2. Coolidge — At 19% below the national cost of living average, Coolidge offers extensive savings to residents, especially when it comes to housing. Housing in Coolidge is 53% below the national average, with a median home price of only $161,819. The median rent in the area is $506.91.
3. Apache Junction — Housing costs in the area are 50% below the national average, helping to drive the total cost of living to 18% lower than the national average. The median home price in Apache Junction is $172,604. The median rent in the area is only $540.59.
4. Bullhead City — Housing costs in Bullhead are 17% below the national average and utility costs are 11% lower. The average energy bill in Bullhead City is $148.71 per month. The median home price is $288,357 and the median rent is $903.30.
5. Douglas — At 5% below the national cost of living average, Douglas is one of the least expensive places to live in the state. Housing costs are 9% below the national average. The median home price in the area is $314,729 and the median rent is $985.91.
Arizona state mortgage resources and intricacies
If you’re looking to buy or refinance in the state of Arizona, there are several resources that can help.

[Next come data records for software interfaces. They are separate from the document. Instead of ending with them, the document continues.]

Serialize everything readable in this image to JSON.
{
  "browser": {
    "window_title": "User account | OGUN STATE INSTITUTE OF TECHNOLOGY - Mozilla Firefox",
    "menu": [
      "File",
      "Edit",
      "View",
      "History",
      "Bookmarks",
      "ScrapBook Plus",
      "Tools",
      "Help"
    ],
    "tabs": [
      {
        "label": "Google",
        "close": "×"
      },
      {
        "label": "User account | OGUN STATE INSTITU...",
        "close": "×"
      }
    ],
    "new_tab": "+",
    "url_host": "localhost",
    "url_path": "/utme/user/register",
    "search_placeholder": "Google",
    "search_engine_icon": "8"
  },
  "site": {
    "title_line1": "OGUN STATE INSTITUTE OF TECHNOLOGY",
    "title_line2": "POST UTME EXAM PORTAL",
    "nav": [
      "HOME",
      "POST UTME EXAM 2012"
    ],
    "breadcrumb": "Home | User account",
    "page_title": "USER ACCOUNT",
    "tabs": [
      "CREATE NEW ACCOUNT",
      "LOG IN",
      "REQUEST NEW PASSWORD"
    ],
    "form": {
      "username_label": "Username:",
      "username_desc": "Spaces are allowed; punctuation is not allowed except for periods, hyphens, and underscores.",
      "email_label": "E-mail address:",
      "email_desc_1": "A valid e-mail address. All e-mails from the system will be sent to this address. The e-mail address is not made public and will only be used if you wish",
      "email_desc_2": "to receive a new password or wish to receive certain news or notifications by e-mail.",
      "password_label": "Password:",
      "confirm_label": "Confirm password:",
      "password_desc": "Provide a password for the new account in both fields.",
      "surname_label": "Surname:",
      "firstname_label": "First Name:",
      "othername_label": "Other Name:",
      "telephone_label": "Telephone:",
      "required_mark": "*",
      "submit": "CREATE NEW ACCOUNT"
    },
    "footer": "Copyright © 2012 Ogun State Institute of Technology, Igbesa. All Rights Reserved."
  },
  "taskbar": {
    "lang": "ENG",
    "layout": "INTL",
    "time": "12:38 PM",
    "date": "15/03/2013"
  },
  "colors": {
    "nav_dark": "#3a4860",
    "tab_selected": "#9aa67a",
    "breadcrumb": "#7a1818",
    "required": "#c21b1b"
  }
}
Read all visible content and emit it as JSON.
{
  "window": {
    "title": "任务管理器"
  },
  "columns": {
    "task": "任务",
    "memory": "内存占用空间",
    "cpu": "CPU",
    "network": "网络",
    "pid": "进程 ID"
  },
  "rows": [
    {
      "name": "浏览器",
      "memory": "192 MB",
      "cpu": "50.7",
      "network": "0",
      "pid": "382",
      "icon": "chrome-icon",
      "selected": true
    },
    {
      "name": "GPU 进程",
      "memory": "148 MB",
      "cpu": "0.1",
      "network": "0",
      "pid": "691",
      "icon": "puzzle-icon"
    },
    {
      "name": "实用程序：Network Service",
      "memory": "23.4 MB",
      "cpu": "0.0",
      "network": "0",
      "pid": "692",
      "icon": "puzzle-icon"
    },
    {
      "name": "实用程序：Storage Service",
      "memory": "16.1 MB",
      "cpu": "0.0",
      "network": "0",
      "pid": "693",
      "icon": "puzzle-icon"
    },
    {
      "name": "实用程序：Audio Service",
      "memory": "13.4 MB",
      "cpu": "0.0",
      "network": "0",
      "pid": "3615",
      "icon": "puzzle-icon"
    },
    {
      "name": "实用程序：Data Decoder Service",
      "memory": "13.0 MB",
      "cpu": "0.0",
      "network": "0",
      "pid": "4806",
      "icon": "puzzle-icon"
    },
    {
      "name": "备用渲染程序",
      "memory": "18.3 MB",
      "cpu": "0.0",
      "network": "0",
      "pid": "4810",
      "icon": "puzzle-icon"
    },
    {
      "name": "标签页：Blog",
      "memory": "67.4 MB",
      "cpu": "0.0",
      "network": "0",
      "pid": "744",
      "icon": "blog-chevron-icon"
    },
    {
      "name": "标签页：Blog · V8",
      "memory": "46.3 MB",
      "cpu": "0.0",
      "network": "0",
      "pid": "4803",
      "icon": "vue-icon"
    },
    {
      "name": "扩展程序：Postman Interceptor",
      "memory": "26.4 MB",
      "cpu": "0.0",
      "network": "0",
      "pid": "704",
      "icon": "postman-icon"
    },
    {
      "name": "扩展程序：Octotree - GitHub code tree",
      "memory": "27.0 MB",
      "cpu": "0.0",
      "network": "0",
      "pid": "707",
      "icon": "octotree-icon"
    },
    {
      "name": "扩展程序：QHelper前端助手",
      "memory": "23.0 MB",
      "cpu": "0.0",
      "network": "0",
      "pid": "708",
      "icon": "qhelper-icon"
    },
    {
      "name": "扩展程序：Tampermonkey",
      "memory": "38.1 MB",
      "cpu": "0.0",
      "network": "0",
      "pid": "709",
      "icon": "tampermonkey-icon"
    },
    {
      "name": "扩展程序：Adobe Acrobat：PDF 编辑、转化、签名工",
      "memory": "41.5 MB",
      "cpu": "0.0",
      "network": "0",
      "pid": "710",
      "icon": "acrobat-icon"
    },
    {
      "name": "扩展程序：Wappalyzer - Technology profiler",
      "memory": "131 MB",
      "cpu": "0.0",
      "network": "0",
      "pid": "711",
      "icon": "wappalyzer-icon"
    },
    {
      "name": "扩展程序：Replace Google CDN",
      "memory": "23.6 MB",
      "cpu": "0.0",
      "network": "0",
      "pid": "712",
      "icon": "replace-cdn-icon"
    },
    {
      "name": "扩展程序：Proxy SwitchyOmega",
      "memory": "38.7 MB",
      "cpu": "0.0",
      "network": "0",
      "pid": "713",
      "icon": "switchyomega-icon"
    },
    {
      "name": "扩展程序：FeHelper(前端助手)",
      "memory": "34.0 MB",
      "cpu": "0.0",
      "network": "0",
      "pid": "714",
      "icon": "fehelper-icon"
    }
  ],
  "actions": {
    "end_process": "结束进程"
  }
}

First, you should check out the Arizona Department of Housing website or the HUD’s website for buying a home in Arizona. Both government-run websites are quite helpful.
Property taxes in the state are lower than the national average, which may also help cut down on costs when buying a home. Keep in mind, though, that property taxes can vary by county and city. Take the time to research the particular city you are interested in to get the exact rate.
The final word
Overall, Arizona could serve as a barometer for the mortgage and refinancing market in the entire country. This state tends to stay on par with the national average while offering areas with affordable housing and low property taxes in return